Australian precision fermentation company Cauldron, has raised AU$10.5 million to build Asia-Pacific’s largest network of precision fermentation facilities using a revolutionary hyper-fermentation platform.
Cauldron says its new platform, starting in Orange, New South Wales before expanding nationally, will enable mass-scale production of new forms of food, feed, and fiber, and unlock a $700 billion global industry opportunity.
Funding a fermented future
To support this plan, Cauldron has raised AU$10.5 million from local and global investors to fund the expansion of its existing pilot plant, build a national production network, and establish a world-beating team of precision fermentation experts. The funding round was led by Main Sequence, the deep tech venture capital firm founded by CSIRO, and Horizons Ventures.
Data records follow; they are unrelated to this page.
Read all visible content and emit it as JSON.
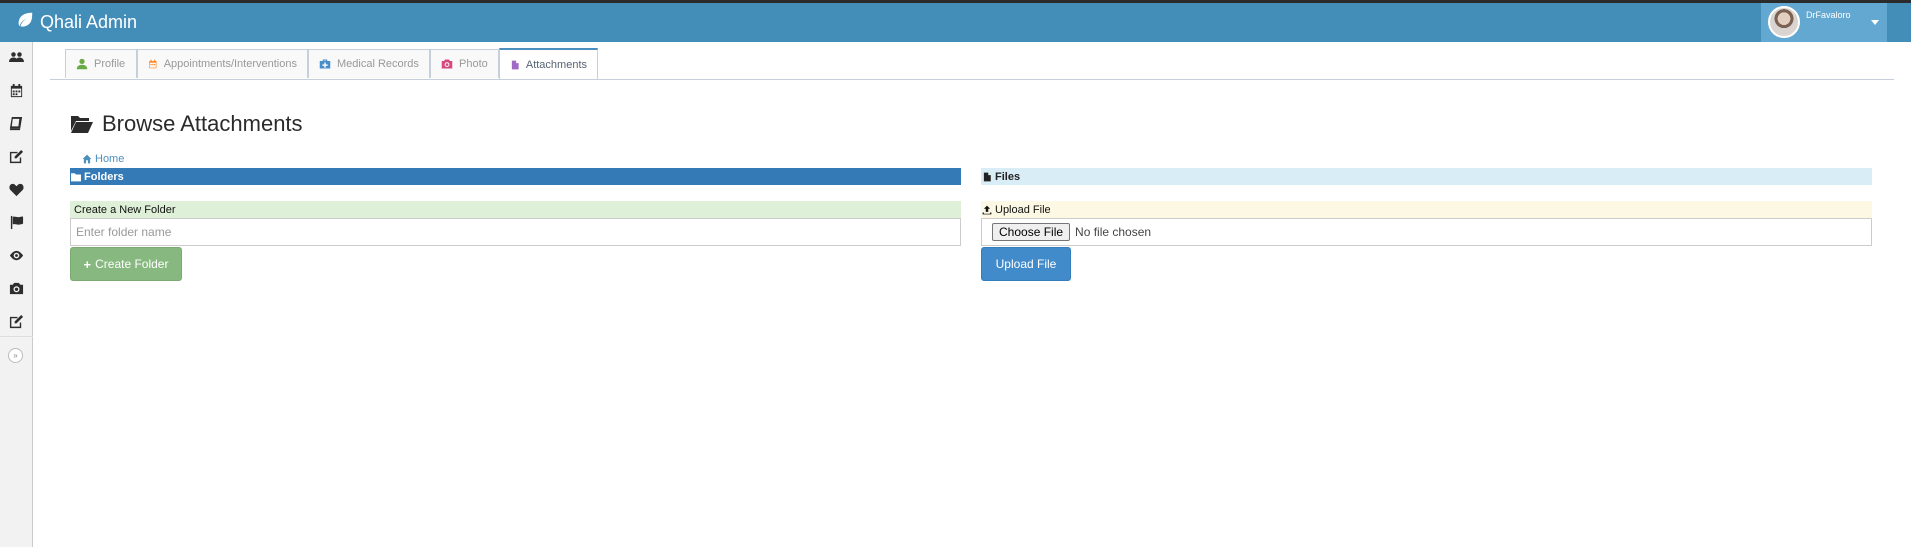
{
  "app": {
    "title": "Qhali Admin",
    "brand_color": "#438eb9",
    "icon": "leaf-icon"
  },
  "user": {
    "name": "DrFavaloro",
    "avatar_icon": "avatar"
  },
  "sidebar": {
    "items": [
      {
        "icon": "users-icon"
      },
      {
        "icon": "calendar-icon"
      },
      {
        "icon": "book-icon"
      },
      {
        "icon": "edit-icon"
      },
      {
        "icon": "heart-icon"
      },
      {
        "icon": "flag-icon"
      },
      {
        "icon": "eye-icon"
      },
      {
        "icon": "camera-icon"
      },
      {
        "icon": "edit-icon"
      }
    ],
    "toggle_icon": "double-chevron-right-icon"
  },
  "tabs": [
    {
      "label": "Profile",
      "icon": "user-icon",
      "icon_color": "#69aa46",
      "active": false
    },
    {
      "label": "Appointments/Interventions",
      "icon": "calendar-icon",
      "icon_color": "#ff892a",
      "active": false
    },
    {
      "label": "Medical Records",
      "icon": "medkit-icon",
      "icon_color": "#478fca",
      "active": false
    },
    {
      "label": "Photo",
      "icon": "camera-icon",
      "icon_color": "#d6487e",
      "active": false
    },
    {
      "label": "Attachments",
      "icon": "file-icon",
      "icon_color": "#a069c3",
      "active": true
    }
  ],
  "page": {
    "title": "Browse Attachments",
    "title_icon": "folder-open-icon"
  },
  "breadcrumb": {
    "home_label": "Home",
    "icon": "home-icon"
  },
  "folders_panel": {
    "header": "Folders",
    "header_color": "#337ab7",
    "create_section_label": "Create a New Folder",
    "input_placeholder": "Enter folder name",
    "input_value": "",
    "button_label": "Create Folder",
    "button_color": "#87b87f"
  },
  "files_panel": {
    "header": "Files",
    "header_color": "#d9edf7",
    "upload_section_label": "Upload File",
    "choose_button_label": "Choose File",
    "file_status": "No file chosen",
    "button_label": "Upload File",
    "button_color": "#428bca"
  }
}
The oversubscribed funding round is one of Australia’s largest seed rounds in a female-founded startup.
Cauldron’s revolutionary hyper-fermentation platform is a breakthrough for the growing industry, helping precision fermentation companies scale and commercialize faster. Cauldron says its platform reduces costs significantly while increasing efficiency by five times compared to conventional methods.
“Humanity has spent thousands of years getting fermentation to work. With Cauldron’s revolutionary ‘fermaculture’ platform, we are supercharging that process and unlocking the next evolution of how we produce food, feed and fibre globally,” Cauldron CEO and founder Michele Stansfield, said in a statement. “Our technology, 35 years of expertise, combined with Australia’s unique infrastructure and abundance of natural resources, will help ensure companies in this space can get new products and ingredients to market quickly, at lower cost and risk.”
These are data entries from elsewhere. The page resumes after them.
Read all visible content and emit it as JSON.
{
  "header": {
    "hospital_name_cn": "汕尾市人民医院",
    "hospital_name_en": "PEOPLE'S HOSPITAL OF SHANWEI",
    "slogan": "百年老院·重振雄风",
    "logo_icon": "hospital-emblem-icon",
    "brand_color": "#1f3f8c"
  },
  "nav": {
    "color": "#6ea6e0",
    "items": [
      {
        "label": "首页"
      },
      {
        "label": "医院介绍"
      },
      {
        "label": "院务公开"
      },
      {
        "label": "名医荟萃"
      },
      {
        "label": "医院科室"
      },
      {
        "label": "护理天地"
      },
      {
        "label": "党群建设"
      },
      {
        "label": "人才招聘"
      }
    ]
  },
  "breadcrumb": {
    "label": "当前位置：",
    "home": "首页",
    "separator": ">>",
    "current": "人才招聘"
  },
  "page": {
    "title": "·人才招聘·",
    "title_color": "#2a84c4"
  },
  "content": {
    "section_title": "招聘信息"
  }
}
According to Cauldron, many companies in the precision fermentation space have struggled to produce at scale. The bacteria and microorganism-based tech can be costly for startups – something Cauldron says it can help offset.
Australia as a fermentation hub
Main Sequence Partner Phil Morle said that if Australia doesn’t tackle this opportunity, others will. “Precision fermentation is already a crucial part of medicines like insulin and many animal feeds but is often done at smaller scale and overseas. Cauldron will serve as a regional powerhouse for production to ensure Australia plays a part in the future of agriculture and other industries,” Morle said.
“We believe Australia has the unique advantages and natural resources to become a world leader in the age of bio-based manufacturing,” said Chris Liu of Horizons Ventures. “Cauldron’s hyper-fermentation platform provides a supercharger in the quest for scalable precision fermentation without sacrificing cost and efficiency, particularly due to its easy access to abundant local feedstock supply alongside a carbon neutral production process.”
Cauldron has already attracted the attention of other Australian biotech companies, including Loam Bio and ULUU. Loam Bio is using Cauldron’s network to accelerate the production of the microbial technology needed to capture carbon and store it long-term, while ULUU is working with Cauldron to scale up production to help get its first products to market faster and replace plastics across a variety of uses.
The company also announced the appointment of David Kestenbaum, former General Partner at ZX Ventures (the CVC arm of AB InBev), as a co-founder and CFO of Cauldron.